Running Dry (Requiem for the Rockets) (The Mother Hips): Ladies and Gentleman: Once again, my lifesaver, The Mother Hips! I know this blog has some serious Chicago readership, so go check these guys out when they roll into Schuba’s and request track after track from this album! Well, maybe not, I don’t know if they still play any of them…they should though.
Cowgirl in the Sand (Sean Kelly of The Samples): This is my Dad’s favorite song of all time, and though I wanted to pick a serious rocker for this song, this gem I found from a Samples show could not be overlooked. Though it took place during a Samples show, this track is just Sean Kelly and his guitar. He’s got some great effects on his guitar that make it sound sitar-like at times, and his voice is perfect for the material. Check out the whole show on The Archive
Here’s some great words from Neil regarding the playing of his backup band on the album track that he shares with Uncut Magazine, December ’04:
“Nobody played guitar with me like that. That rhythm, when you listen to “Cowgirl In the Sand” he [Danny] keeps changing.

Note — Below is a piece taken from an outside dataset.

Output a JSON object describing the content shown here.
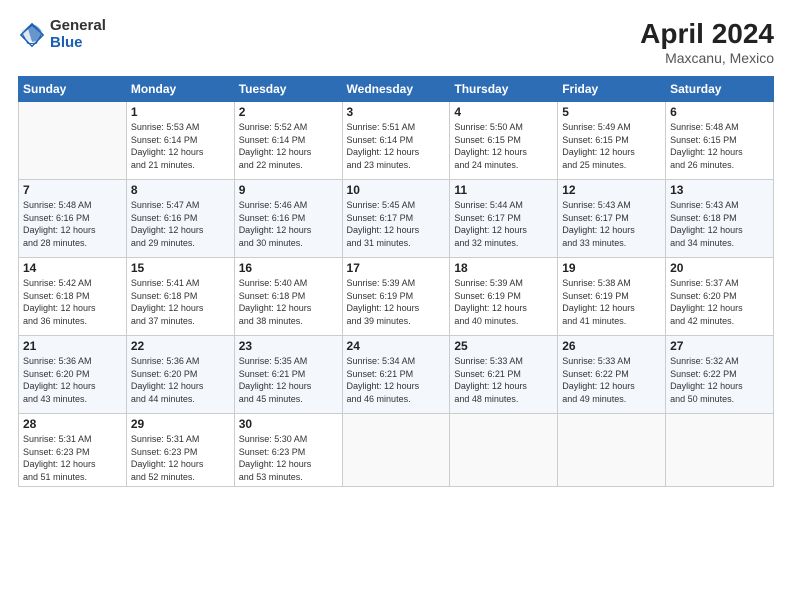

Billy and Ralph will get into a groove and everything will be going along and all of a sudden Danny’ll start doing something else. He just led those guys from one groove to another, all within the same groove.
So when I played those long guitar solos, it seemed like they weren’t all that long, that I was making all these changes, when in reality what was changing was not one thing but the whole band. Danny was the key. A really great second guitar player, the perfect counterpoint to everything else that was happening.”
So that’s what we’ve got this week. Place your vote below, but remember this: The Mother Hips have no strong feelings on the Gas Tax Holiday.
Before I go, I’d like to thank the fansite Thrasher’s Wheat for a lot of the Neil quotes and info.
A few videos:
Neil solo acoustic Cowgirl Massey Hall 1971:
A scary looking Neil performs Cinnamon Girl with full band:
Umphrey’s does Cinnamon Girl:
CSNY does Down By The River:
Uncle Tupelo’s Down By The River in 1987!